Recently, several alternative Ube3a transcripts have been described that include variable 5' and 3' ends, suggesting complex post-transcriptional regulation of Ube3a expression. In particular, the different 3’UTRs present in Ube3a 3' variants could be used for differential regulation of mRNA localization and translation. However, little was known concerning expression, localization and regulatory functions of the alternative Ube3a transcripts.
In this work, I discovered that the rodent Ube3a1-RNA, which contains a truncated coding sequence and an alternative 3'UTR, has unique functions in neuronal maturation and a gene regulatory function that strongly differ from functions of the transcripts that code for the active Ube3a enzyme.
Ube3a1-RNA is specifically increased by elevated neuronal activity and preferentially localizes to neuronal dendrites.

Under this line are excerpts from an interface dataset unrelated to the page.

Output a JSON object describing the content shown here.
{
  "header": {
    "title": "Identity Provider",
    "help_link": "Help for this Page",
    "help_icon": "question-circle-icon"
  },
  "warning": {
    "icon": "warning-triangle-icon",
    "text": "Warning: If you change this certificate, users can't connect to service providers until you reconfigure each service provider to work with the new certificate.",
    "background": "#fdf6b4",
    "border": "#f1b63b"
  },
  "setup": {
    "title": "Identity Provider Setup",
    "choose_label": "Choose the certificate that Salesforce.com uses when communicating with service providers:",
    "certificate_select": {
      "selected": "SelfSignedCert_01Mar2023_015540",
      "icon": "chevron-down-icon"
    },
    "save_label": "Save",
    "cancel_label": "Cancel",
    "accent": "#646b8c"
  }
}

Opposite to Ube3a enzyme-coding transcripts, Ubea1 is a negative regulator of dendrite outgrowth in rodent hippocampal neurons both in dissociated neuronal cultures and in vivo. In addition, Ube3a1 is necessary for dendritic spine maturation in cultured hippocampal neurons. Surprisingly, I found that the function of Ube3a1-RNA in the context of dendrite outgrowth was coding-independent and could be attributed to the presence of the alternative 3'UTR.
Considering the molecular mechanisms underlying Ube3a1-RNA function, I found that the Ube3a1-RNA 3’UTR is a target of several microRNAs encoded by the miR-379/410 cluster, including miR-134 that was previously implicated in dendritogenesis and spine maturation. However, Ube3a1-RNA is not regulated by miRNAs in a canonical manner, but rather competes with other miR-379/410 target mRNAs for binding to common miRNAs. Therefore, Ube3a1-RNA can be considered as a competing endogenous RNA (ceRNA) following a hypothesis that was previously put forward in cancer cell lines. (Salmena et al., 2011)
In conclusion, the results from my thesis describe a new gene regulatory mechanism operating in neuronal dendrites with important implications for neuronal maturation, circuit development and neurodevelopmental disorders.